Task brief — The required result is the number of lines below that hold the word "true", stated without anything else.
Task input Start Marker
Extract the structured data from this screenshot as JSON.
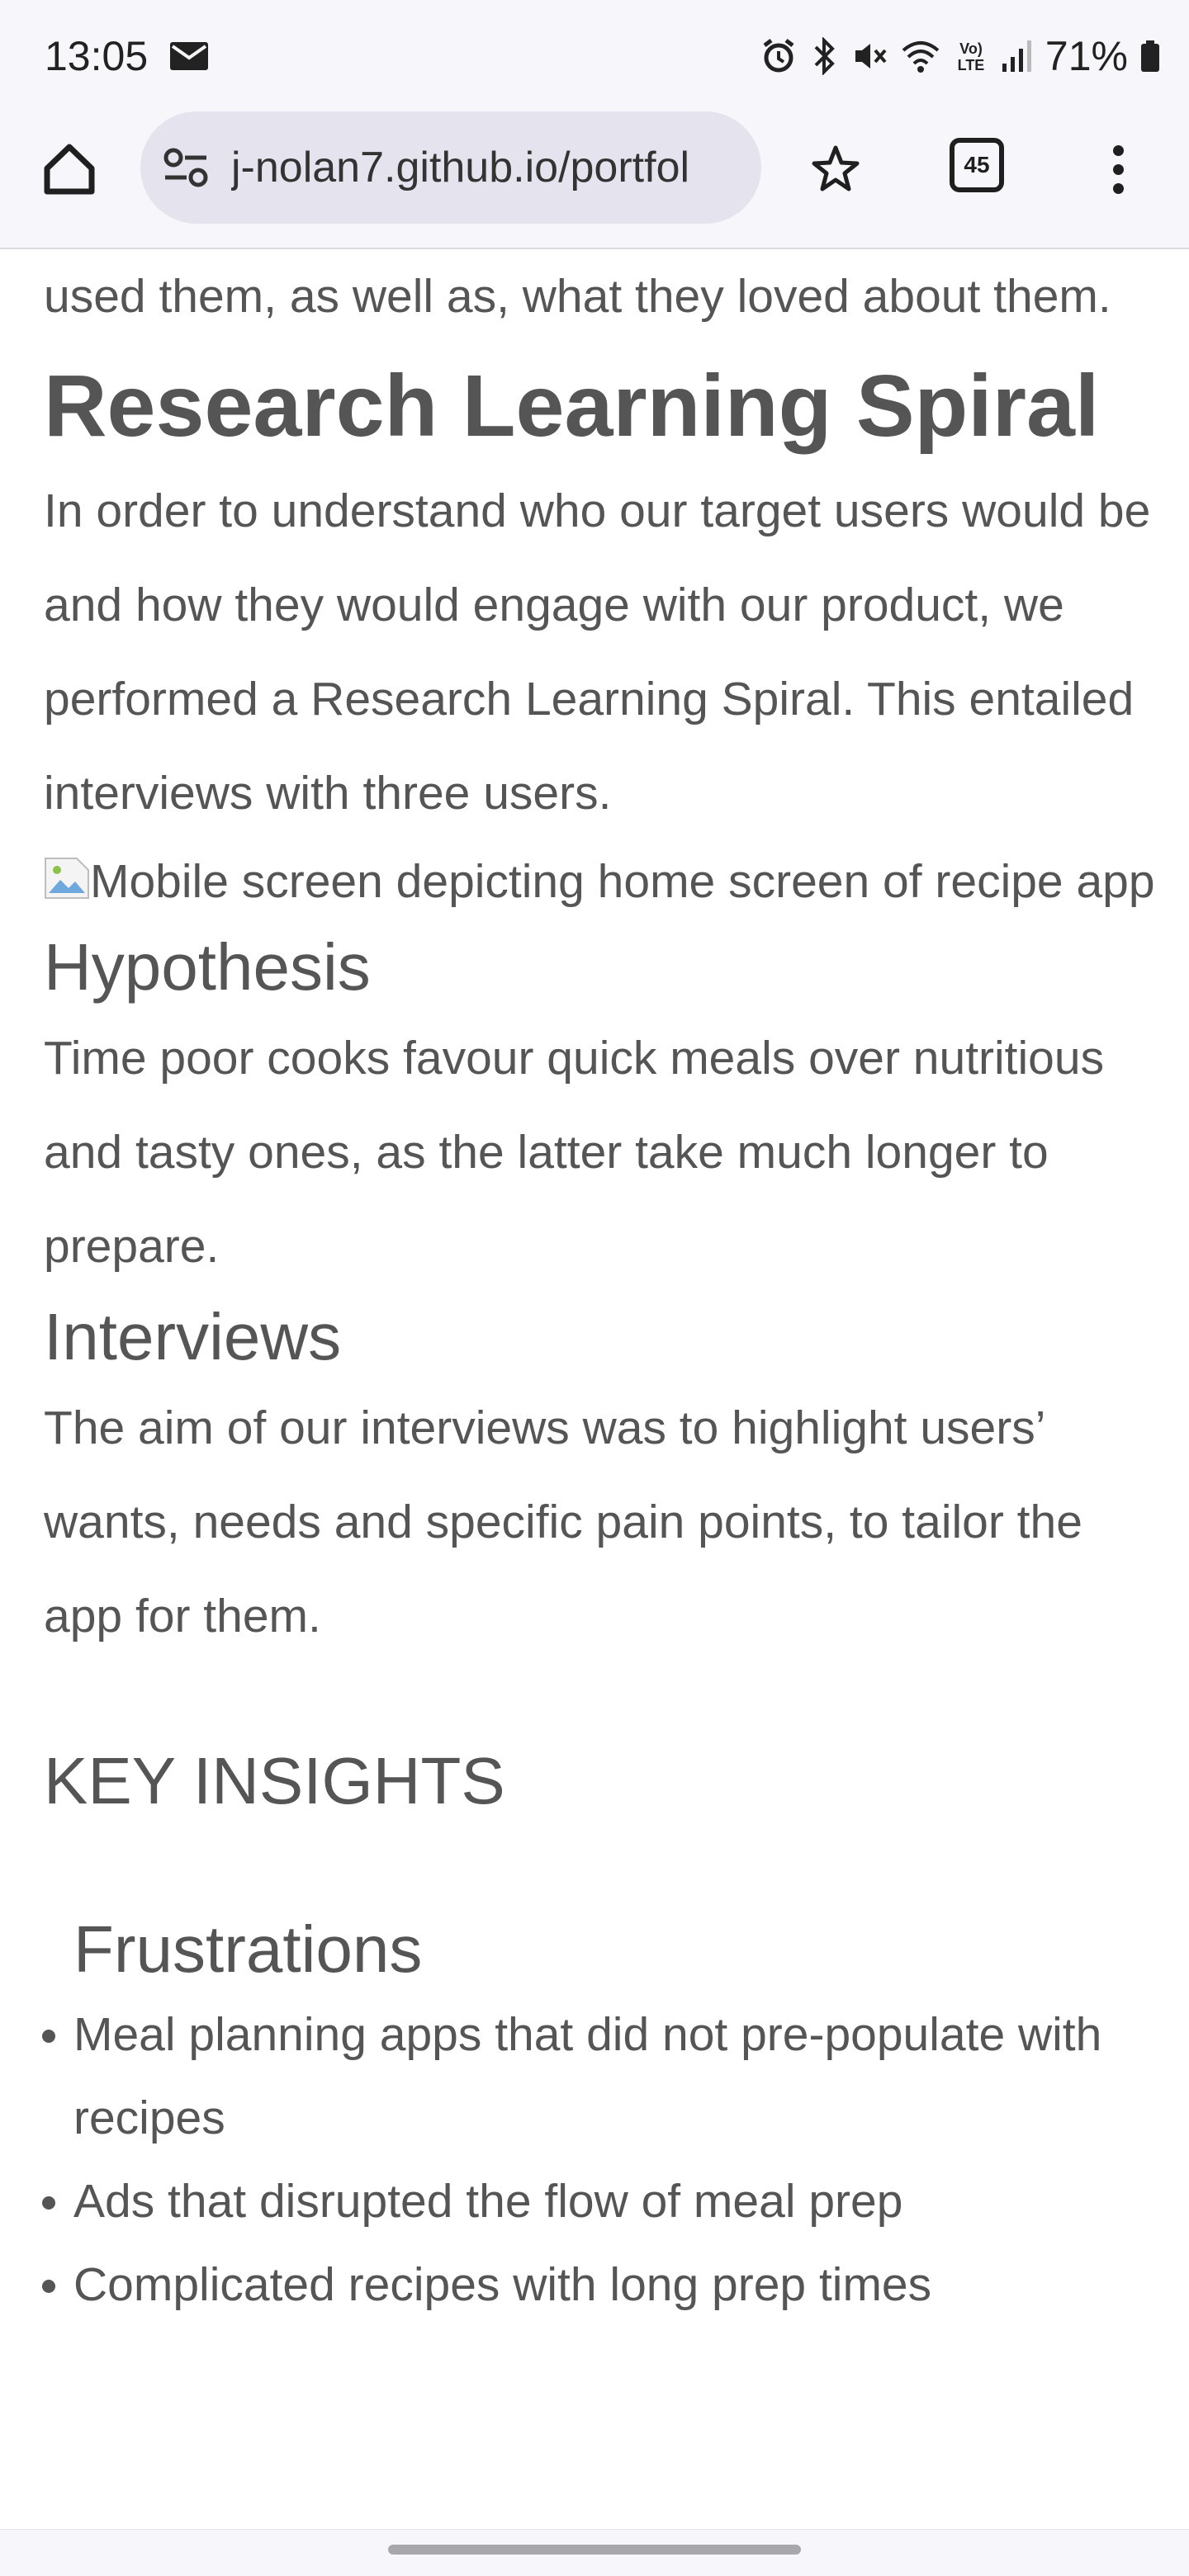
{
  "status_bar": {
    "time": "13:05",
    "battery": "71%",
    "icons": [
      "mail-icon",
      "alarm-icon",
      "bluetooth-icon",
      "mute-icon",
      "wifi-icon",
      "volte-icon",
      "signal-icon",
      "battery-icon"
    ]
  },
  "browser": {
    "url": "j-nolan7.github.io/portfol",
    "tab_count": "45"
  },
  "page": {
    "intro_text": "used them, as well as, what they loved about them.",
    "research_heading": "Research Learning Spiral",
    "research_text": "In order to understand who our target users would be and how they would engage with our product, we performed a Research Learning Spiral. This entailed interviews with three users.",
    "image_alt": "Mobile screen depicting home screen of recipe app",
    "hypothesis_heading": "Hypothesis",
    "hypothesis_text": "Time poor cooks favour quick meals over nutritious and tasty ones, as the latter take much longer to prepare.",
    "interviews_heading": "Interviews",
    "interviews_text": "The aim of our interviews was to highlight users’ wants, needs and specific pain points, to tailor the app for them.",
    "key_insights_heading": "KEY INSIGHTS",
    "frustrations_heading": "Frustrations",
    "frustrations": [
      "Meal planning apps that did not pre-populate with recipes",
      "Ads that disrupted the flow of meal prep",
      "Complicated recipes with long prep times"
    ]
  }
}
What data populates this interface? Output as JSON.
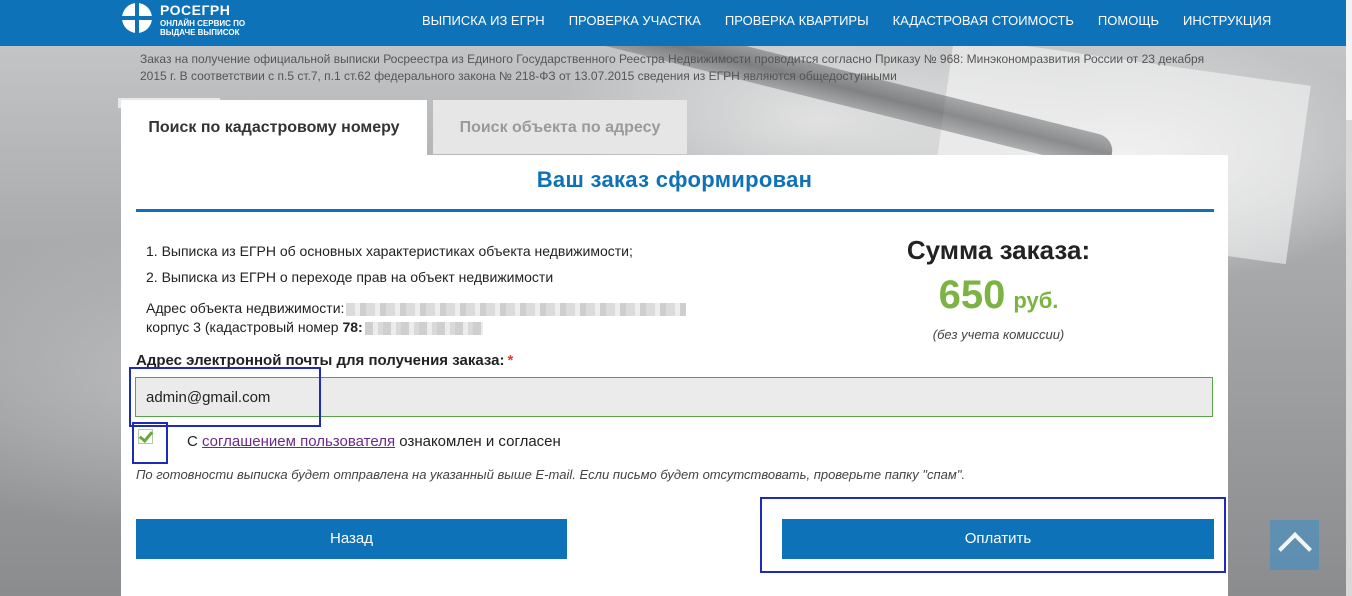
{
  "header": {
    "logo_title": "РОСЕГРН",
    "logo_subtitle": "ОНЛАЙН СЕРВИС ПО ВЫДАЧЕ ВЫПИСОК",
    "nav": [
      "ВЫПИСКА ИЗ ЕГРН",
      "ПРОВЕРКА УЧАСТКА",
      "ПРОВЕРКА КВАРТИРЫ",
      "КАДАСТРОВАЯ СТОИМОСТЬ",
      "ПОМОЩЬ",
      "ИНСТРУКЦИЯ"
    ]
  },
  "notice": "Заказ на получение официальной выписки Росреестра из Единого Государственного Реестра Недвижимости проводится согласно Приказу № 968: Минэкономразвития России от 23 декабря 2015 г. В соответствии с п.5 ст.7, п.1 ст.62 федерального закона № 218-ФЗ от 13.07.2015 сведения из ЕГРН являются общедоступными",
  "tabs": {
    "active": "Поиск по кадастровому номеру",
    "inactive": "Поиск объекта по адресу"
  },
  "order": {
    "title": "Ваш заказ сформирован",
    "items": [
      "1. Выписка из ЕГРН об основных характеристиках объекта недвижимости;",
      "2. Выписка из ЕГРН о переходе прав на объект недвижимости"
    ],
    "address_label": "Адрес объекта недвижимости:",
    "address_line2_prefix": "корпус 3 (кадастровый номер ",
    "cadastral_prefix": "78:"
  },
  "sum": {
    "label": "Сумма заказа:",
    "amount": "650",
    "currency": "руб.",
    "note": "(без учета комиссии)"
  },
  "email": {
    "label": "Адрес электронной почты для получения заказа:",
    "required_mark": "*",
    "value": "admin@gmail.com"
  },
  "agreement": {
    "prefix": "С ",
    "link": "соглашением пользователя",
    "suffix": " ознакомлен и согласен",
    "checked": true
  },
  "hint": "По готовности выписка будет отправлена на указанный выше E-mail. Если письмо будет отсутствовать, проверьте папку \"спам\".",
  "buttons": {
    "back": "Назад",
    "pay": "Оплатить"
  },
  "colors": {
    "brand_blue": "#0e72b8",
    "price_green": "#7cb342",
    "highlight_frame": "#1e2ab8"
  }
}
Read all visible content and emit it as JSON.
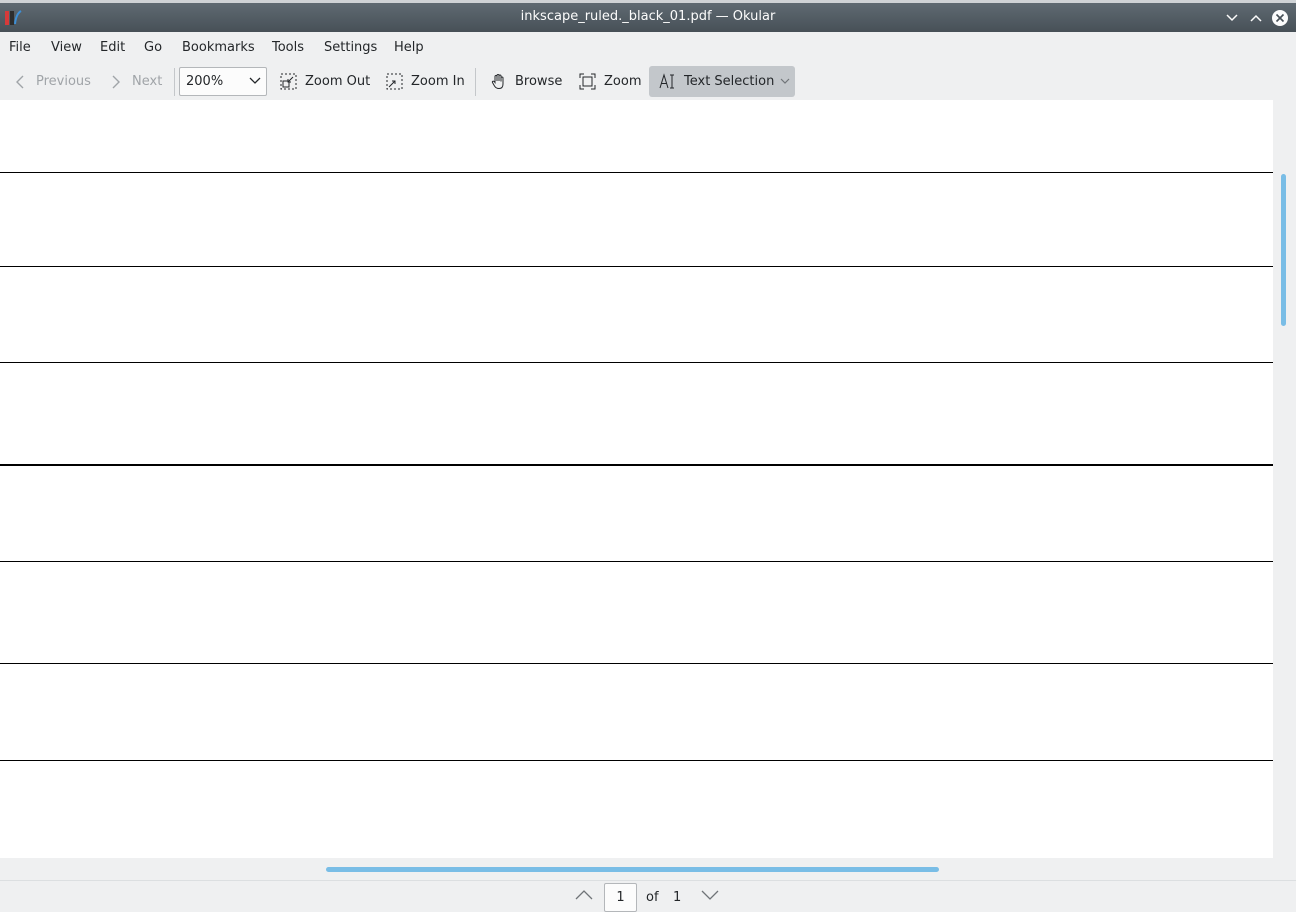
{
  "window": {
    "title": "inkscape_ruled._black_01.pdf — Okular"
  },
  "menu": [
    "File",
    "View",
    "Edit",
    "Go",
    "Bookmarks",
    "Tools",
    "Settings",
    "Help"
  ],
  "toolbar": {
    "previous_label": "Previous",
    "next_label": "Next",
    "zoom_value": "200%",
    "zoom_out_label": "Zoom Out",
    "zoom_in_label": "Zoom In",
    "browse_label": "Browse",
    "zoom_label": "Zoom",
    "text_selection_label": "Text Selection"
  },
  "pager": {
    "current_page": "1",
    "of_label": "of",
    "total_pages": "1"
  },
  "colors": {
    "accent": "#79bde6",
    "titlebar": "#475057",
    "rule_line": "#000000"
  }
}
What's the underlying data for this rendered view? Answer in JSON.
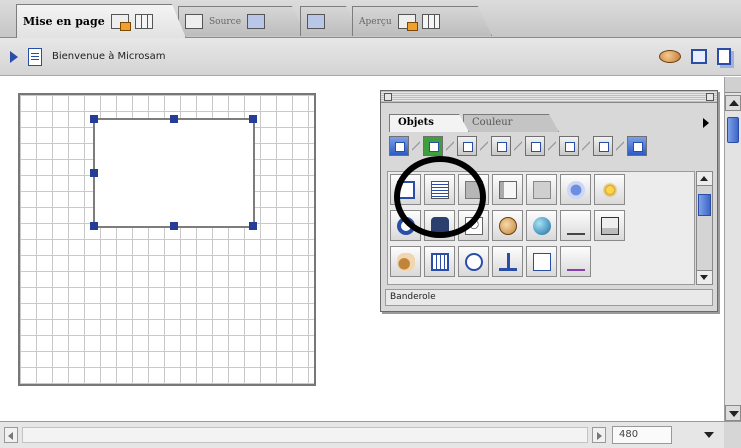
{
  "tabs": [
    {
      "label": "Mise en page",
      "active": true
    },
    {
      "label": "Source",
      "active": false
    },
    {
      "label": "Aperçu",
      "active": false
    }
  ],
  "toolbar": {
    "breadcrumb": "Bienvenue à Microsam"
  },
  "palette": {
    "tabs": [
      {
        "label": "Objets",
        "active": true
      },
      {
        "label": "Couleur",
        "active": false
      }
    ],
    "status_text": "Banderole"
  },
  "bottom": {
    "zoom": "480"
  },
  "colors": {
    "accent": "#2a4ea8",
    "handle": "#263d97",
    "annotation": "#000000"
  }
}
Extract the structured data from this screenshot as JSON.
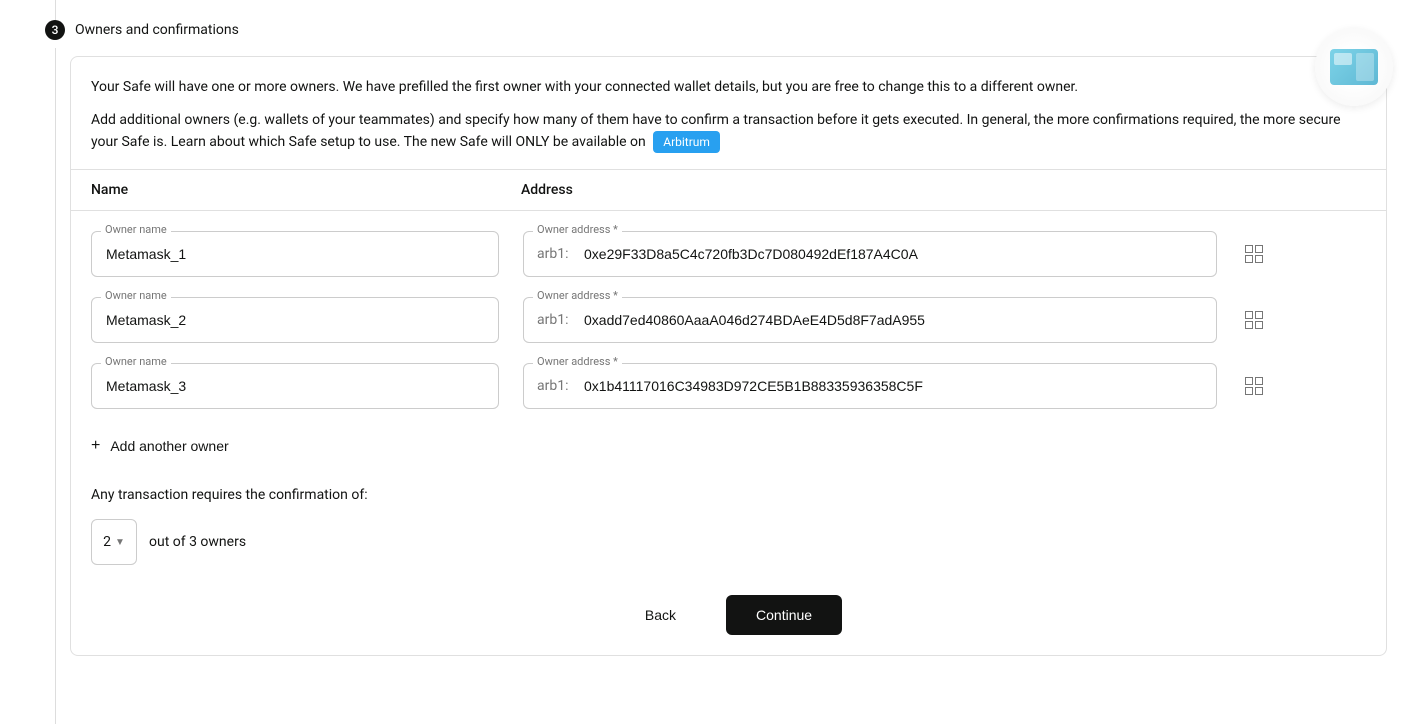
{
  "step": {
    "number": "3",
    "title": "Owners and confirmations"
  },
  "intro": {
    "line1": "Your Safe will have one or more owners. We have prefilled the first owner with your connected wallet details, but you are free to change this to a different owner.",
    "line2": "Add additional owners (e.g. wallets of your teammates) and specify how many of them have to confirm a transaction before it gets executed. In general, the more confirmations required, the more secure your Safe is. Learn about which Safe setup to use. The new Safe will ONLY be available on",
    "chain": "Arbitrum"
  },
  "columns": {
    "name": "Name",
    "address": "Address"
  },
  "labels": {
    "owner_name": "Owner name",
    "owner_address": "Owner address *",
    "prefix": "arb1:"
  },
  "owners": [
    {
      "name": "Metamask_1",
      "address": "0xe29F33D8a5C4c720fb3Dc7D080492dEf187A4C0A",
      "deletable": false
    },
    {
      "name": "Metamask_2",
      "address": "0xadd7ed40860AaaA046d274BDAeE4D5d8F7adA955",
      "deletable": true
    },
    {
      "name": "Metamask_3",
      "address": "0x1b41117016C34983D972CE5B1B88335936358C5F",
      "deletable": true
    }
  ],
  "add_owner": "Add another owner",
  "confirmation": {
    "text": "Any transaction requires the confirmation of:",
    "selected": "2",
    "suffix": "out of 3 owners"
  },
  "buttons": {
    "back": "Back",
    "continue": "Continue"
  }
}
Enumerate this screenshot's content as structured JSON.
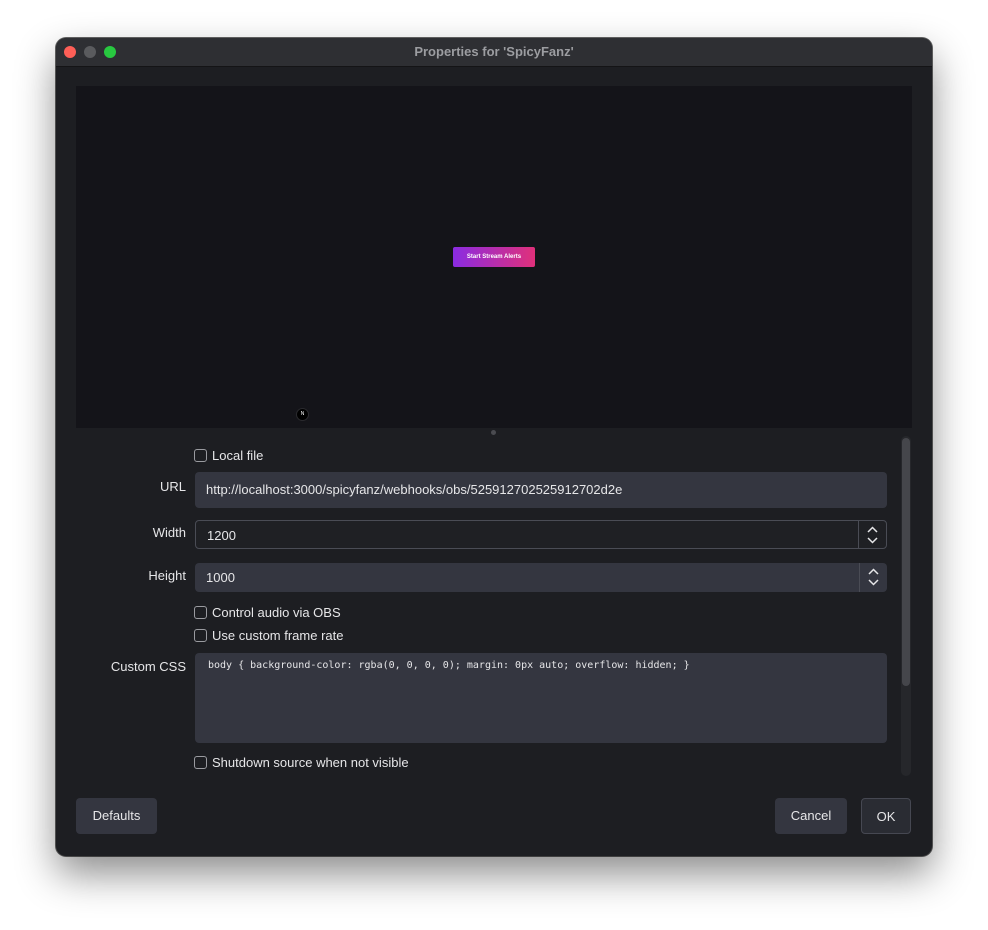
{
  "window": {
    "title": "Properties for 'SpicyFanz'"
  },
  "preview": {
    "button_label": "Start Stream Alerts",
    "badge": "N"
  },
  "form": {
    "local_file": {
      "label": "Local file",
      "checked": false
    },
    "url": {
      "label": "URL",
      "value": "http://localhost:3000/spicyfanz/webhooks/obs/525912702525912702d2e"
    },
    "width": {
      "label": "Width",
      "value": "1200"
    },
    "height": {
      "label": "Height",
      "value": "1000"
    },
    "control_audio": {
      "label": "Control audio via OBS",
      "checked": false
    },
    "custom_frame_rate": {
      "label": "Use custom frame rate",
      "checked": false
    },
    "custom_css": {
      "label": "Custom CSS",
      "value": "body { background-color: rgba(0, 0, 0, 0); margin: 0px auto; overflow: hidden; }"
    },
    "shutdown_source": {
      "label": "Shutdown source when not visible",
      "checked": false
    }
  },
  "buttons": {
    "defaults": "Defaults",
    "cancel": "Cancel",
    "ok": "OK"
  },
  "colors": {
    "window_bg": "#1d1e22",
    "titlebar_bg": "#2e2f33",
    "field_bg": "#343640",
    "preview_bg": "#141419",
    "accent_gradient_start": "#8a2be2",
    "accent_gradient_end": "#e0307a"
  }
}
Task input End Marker
Written answer — 5